This is a question that many married graduate students contemplate. Is it better to get the kids "over with" while you have a flexible schedule, or is it more strategic to wait until you have a job and a real salary?
The decision to have a child at any time, whether you are in grad school or not, is one that needs to be considered very carefully. The tough part about having a baby in graduate school is that you cannot just quit your job if life gets tough. You need to work hard until you get your diploma, which is tough even when you do not have children. At the same time, many graduate students have flexible schedules, so they are able to fit their work around their children's needs. While contemplating your decision, remember that a baby needs care 24/7, around the clock and every day. Therefore, there are two very important things you will need: 1) money and 2) support.
You will need a lot of money to pay for childcare. In some parts of the country, the cost of daycare is the same or even more than a graduate student stipend. Depending on your household income, you need to decide whether your finances allow you to send your baby to a daycare. Take into consideration all the other costs such as diapers, formula, baby food, baby clothes, medical bills, etc. You can probably get an estimate of these costs from a local parenting group. If you can afford to have a baby, then you passed the first part of the test.
The second part, which might be even more challenging, is finding support. Graduate school is rarely a 9-5 job, so even if you have a full-time daycare, you will still need help on weekends, evenings, and when your baby gets sick. Here are some suggestions from other graduate student parents:
-Talk to your husband about how you will share childcare and housework.
- Find out your university's policy on maternity and possibly leave of absence.
- Enlist the help of your family after hours and on weekends (if they live close-by)
-Trade babysitting with other students, taking turns watching each other's kids
- Hire a young teenager (much cheaper than a babysitter) who plays with your baby while you are at home, so you can work or clean the house
- Borrow money from your parents to pay for childcare. Although this might put you in debt, you will probably graduate sooner.

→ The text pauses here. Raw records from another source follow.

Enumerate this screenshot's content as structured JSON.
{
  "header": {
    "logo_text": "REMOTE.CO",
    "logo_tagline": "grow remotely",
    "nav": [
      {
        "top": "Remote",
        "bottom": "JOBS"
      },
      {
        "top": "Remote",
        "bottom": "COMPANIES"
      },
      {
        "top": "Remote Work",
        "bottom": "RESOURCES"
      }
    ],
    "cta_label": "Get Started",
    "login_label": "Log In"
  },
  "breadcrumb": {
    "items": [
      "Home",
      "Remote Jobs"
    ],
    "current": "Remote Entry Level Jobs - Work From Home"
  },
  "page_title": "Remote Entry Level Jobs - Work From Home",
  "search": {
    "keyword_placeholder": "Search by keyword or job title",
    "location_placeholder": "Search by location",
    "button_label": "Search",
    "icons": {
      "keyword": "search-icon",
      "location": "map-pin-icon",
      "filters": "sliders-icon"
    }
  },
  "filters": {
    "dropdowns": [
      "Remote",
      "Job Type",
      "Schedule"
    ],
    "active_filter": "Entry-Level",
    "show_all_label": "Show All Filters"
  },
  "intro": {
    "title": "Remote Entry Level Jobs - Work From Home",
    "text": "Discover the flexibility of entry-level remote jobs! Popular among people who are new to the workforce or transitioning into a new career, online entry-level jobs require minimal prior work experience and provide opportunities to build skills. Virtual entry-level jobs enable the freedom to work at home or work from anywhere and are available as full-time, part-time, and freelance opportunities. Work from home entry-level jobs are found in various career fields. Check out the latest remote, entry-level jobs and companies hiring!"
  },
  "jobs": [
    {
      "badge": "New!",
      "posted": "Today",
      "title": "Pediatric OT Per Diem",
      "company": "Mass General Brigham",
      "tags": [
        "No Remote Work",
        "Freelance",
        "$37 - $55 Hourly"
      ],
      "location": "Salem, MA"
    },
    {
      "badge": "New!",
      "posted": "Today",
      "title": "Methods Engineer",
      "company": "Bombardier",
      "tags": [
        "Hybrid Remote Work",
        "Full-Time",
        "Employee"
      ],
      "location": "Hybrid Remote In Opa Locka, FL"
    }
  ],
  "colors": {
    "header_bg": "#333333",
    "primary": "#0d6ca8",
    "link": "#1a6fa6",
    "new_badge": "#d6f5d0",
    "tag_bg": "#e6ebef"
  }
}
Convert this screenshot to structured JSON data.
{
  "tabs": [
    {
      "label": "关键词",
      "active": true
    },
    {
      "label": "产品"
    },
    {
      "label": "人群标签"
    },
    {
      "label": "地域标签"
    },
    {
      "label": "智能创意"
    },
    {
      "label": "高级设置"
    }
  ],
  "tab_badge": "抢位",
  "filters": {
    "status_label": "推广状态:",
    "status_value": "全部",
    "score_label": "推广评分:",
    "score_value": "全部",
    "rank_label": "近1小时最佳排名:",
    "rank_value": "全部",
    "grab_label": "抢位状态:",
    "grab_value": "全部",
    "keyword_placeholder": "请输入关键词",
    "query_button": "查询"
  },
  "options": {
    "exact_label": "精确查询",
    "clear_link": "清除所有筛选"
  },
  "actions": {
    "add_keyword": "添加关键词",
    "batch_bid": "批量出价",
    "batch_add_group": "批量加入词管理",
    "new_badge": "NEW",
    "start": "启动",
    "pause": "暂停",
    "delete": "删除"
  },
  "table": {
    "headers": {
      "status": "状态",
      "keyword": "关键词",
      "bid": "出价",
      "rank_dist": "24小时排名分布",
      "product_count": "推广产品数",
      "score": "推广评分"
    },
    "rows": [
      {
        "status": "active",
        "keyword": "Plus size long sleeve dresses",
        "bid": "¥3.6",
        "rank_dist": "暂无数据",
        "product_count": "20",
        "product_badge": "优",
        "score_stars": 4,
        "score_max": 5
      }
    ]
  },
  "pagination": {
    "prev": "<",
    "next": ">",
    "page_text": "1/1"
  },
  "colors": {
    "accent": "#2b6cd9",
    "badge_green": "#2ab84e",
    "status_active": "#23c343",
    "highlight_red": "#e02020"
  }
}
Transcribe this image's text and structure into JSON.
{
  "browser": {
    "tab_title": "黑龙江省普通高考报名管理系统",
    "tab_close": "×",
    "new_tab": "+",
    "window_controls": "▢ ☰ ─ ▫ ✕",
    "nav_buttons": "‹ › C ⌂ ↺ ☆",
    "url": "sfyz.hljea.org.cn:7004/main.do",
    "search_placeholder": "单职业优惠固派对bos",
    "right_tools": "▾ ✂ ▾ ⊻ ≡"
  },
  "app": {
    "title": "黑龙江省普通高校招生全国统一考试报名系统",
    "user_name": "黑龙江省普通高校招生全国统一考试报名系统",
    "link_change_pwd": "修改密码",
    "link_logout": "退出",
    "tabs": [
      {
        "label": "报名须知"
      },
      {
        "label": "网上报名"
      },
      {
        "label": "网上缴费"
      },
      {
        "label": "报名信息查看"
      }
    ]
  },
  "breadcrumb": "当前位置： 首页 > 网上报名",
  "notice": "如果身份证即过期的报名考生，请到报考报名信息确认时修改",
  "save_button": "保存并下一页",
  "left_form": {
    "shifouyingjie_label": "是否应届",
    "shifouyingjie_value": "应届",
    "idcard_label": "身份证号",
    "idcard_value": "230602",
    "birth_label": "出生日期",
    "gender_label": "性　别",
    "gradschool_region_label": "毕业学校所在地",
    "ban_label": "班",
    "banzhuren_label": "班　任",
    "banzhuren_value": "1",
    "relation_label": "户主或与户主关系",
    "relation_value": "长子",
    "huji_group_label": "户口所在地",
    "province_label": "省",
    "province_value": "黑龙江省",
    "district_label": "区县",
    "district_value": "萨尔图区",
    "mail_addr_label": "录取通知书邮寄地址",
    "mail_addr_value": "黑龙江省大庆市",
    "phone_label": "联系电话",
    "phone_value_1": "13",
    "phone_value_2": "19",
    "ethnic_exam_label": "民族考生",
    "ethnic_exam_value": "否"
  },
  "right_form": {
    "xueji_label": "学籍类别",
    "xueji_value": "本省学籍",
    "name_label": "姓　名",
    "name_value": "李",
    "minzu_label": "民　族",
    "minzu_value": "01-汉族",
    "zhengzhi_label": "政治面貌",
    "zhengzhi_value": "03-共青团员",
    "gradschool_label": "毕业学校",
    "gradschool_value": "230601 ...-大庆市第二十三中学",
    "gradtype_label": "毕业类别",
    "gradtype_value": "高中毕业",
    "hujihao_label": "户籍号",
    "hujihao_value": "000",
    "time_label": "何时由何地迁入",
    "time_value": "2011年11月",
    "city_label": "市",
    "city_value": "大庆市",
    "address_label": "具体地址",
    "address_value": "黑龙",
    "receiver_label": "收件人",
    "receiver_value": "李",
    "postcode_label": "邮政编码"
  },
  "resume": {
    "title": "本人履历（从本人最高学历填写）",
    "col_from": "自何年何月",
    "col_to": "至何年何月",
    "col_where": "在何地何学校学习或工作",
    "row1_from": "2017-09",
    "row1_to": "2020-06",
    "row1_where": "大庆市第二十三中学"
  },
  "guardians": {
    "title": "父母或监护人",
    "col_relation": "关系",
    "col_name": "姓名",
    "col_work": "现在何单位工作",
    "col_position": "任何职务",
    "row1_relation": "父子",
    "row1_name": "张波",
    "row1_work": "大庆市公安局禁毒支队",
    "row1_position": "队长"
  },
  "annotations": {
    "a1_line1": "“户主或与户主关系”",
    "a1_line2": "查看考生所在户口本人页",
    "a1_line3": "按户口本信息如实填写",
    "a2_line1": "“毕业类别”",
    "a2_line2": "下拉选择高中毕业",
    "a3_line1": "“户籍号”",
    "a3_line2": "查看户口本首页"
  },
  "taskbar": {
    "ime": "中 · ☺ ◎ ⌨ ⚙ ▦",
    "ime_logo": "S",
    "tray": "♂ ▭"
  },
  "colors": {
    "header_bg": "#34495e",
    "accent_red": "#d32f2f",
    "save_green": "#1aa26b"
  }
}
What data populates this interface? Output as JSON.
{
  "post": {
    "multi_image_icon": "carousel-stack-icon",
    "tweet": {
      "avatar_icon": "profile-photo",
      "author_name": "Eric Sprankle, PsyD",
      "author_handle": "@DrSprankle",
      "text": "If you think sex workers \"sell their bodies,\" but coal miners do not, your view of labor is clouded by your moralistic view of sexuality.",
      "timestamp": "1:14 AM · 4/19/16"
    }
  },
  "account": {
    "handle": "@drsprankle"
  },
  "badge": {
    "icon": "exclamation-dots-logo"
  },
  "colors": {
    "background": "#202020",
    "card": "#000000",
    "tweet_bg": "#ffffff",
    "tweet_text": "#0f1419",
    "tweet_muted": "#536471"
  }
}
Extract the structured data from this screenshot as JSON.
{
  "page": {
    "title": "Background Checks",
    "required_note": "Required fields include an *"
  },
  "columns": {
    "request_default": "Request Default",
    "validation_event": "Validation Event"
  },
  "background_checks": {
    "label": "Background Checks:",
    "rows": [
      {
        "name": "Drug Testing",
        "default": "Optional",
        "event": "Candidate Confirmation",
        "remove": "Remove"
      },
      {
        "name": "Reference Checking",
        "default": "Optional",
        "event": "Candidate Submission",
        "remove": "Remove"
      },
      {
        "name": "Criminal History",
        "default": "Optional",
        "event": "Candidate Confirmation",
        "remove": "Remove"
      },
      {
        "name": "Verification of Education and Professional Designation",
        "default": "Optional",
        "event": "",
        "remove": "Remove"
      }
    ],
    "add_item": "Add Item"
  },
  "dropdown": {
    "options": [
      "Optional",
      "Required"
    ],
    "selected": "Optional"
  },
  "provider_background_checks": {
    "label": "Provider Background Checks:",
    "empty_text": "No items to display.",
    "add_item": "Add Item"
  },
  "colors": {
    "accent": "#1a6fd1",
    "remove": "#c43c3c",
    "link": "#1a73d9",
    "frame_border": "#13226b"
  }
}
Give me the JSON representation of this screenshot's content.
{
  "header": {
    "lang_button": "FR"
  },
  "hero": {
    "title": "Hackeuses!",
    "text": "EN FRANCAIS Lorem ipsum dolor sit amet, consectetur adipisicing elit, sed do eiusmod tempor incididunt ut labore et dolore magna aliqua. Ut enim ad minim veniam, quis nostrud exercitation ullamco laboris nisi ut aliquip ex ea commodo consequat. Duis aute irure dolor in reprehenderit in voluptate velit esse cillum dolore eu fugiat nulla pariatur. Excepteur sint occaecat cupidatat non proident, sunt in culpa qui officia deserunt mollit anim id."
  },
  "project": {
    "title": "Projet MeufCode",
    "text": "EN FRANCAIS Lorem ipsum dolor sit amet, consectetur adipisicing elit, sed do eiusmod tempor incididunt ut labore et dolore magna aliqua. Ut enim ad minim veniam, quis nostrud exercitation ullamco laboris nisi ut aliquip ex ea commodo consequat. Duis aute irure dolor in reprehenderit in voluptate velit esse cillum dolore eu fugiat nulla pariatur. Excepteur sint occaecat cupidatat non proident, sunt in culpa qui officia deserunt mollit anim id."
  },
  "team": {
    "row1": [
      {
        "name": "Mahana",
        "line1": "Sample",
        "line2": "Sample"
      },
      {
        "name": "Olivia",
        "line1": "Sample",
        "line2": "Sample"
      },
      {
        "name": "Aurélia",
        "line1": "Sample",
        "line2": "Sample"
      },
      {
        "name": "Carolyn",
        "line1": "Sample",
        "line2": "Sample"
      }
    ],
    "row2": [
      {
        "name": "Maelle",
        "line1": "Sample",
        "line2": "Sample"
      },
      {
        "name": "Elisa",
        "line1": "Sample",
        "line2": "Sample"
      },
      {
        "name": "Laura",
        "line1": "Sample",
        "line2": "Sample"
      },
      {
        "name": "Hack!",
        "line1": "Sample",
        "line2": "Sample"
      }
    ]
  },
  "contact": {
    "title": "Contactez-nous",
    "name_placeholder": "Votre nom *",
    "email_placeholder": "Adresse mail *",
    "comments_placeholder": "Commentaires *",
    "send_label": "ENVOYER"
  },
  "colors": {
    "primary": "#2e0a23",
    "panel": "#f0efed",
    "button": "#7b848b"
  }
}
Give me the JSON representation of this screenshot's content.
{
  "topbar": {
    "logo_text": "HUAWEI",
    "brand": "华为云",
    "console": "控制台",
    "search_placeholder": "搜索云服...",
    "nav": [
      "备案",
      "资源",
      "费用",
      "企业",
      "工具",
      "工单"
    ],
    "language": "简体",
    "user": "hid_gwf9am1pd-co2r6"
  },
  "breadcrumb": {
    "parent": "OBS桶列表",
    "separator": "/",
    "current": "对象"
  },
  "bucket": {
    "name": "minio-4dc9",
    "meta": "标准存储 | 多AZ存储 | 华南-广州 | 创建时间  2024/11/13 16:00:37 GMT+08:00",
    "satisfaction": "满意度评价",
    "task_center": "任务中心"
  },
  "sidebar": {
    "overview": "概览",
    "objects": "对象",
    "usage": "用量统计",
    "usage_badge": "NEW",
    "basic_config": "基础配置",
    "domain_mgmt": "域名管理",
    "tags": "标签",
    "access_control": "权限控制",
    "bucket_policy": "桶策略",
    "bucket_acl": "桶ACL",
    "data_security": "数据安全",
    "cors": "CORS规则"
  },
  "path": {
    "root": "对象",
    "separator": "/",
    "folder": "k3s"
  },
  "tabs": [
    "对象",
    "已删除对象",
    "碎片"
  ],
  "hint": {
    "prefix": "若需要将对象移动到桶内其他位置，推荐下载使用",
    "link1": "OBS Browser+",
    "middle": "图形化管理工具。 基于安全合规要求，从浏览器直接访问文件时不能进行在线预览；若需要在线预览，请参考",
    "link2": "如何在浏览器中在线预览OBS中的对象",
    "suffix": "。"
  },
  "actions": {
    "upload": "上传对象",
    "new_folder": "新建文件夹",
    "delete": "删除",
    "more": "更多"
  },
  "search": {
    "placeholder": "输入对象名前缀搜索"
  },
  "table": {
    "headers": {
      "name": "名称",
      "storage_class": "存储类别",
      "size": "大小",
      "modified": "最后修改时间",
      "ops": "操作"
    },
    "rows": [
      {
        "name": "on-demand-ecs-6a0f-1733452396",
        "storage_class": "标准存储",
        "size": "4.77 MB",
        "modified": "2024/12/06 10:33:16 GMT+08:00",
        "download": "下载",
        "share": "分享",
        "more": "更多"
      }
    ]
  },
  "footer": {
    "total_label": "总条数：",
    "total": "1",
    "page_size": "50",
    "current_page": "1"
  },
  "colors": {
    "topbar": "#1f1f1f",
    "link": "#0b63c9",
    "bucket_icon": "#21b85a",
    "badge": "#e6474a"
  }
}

-Daycares fill up fast, so get on all the waitlists as soon as the baby is on the way
-Consider "nannysharing", where one nanny cares for 2-3 kids, making the cost/family reasonable.
- Look at home-based daycares, which are usually cheaper than traditional ones. If you decide to go with option, make sure the home-based daycare is licensed. Sending your child to an unlicensed daycare is illegal in some states.
Before you finalize your family plans, be sure to talk to other students who are parents. While having a baby is a lot of work (and costs a lot of money) parents usually find ways to become more efficient at work and to live on less money. Parents in your area are the best resource, so ask them many questions!
Wishing you the best,
Dora Farkas, PhD, Founder, PhDNet